Armed with a silenced pistol, you can try to do this like the Bond of the movies would do, but seeing as the Bond of the movies has a license to kill, you might as well enjoy yourselves, and this game offers enjoyment all over the place.

Knowing that the controller is not a perfect replacement for a keyboard and mouse, GoldenEye employs a few options for players to be accurate. A button to aim will allow you to line up headshots, hopefully ensuring a swift conclusion to a firefight, but - on the easiest difficulty at least - a kind of soft aim-assist will swing your gun towards an enemy, should an enemy be close enough to trigger it. No pun intended.

It doesn't conjure miracles out of thin air and does require you to at least be looking at the target in question, but when it kicks in, it gives GoldenEye more of a cinematic feel, especially when accompanied with detailed animations and the ability to shoot hats off.

I even switched to an ultrawide picture setting to make it look even better, though I can chalk that up to personal preference after having switched over to an ultrawide monitor recently.

Arms flail, bodies spin and comic faces are everywhere.

GoldenEye 007 is not a looker. Not these days. If you thought Max Payne looked particularly frightening in his first appearance, you haven't seen GoldenEye. But I can't knock it because the attention to detail to the license as a whole ought to be commended.

Just reading the mission briefings let the characters of M, Q and Miss Moneypenny shine through. Some more than others, sure, but there's a distinct Bond feel about it all.

Missions will have you complete a number of tasks depending on the missions relevance to the film, and your difficulty level. Everything from the mundane to the mighty is covered - don't kill civilians, blow up targets, get out alive. The better you do, the higher your ranking, and completing levels quickly unlocks infamous cheat codes like big head mode, so that's incentive for those who need it.

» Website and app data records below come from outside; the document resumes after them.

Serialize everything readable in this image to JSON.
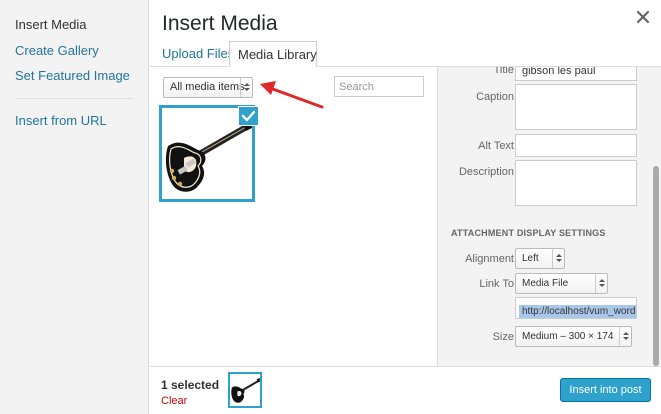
{
  "menu": {
    "items": [
      {
        "label": "Insert Media"
      },
      {
        "label": "Create Gallery"
      },
      {
        "label": "Set Featured Image"
      },
      {
        "label": "Insert from URL"
      }
    ]
  },
  "frame": {
    "title": "Insert Media"
  },
  "tabs": [
    {
      "label": "Upload Files"
    },
    {
      "label": "Media Library"
    }
  ],
  "filter": {
    "selected": "All media items"
  },
  "search": {
    "placeholder": "Search"
  },
  "details": {
    "title_label": "Title",
    "title_value": "gibson les paul",
    "caption_label": "Caption",
    "alt_label": "Alt Text",
    "description_label": "Description"
  },
  "display_settings": {
    "section_title": "ATTACHMENT DISPLAY SETTINGS",
    "alignment_label": "Alignment",
    "alignment_value": "Left",
    "link_label": "Link To",
    "link_value": "Media File",
    "url_value": "http://localhost/vum_wordp",
    "size_label": "Size",
    "size_value": "Medium – 300 × 174"
  },
  "toolbar": {
    "selected_count": "1 selected",
    "clear": "Clear",
    "insert": "Insert into post"
  },
  "colors": {
    "accent": "#2ea2cc",
    "link": "#21759b",
    "danger": "#bc0b0b",
    "annotation_arrow": "#e0282b"
  }
}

Completing levels much much quicker puts you into gaming history yourself, but I'm sliiiiightly out of those guys' league when it comes to speedrunning. I can just about get my first kill by the time an expert has completed a level - without needing to kill anyone, naturally.

Once I found a controller layout I liked and got used to the way things worked, then - or the way I worked, which was guns blazing - how far did I actually get?


So this was it. This was my final stand. Me, two klobbs and a missing key.

Typically, it wasn't until editing this post and checking the photos until I learned where the key was. At least, that looks awfully key like...

Final Word

GoldenEye 007 is oft-talked about for good reason. It's a blast to play and I've not even touched upon everything that makes it a masterpiece.

As the developers were unsure of which direction the game would ultimately head in, levels were designed as places, more so than playable levels, and so you can attempt to navigate them stealthily, or with some level of caution in any case, as much as you can go in like a madman. Alarms will sound and enemies will spawn in to deal with you if you're an incompetent fool, but they will skip to their silent graves if you can get the jump on them.

What is with their little hops, anyway? Strange animations, this game. Well worth a watch.

Then there's the multiplayer, of course. I can't recall ever playing it, and as far as I can remember, the closest I've come to GoldenEye multiplayer without watching it was with TimeSplitters 2 multiplayer, where those who know can see why I'd say that.

Offering plenty of replayability and enough challenges to last twenty years at least, GoldenEye 007 sits proudly and deservedly in the notable games lists, be they for the Nintendo 64, console games, first-person shooters, or blocky licensed likenesses of actors.

It's not perfect, but first-person console games had to start somewhere, and what an explosive start they had.

Play GoldenEye again sometime. You know you want to.

Fun Facts

Each cartridge contains a ZX Spectrum emulator and ten games developed by Rare, buried and cut off in the game code. You can't access the code on the console, but fan-made patches have at least picked it apart to see what was there.

GoldenEye 007, developed by Rare, first released in 1997.
Version played: Nintendo 64, 1997, also via emulation.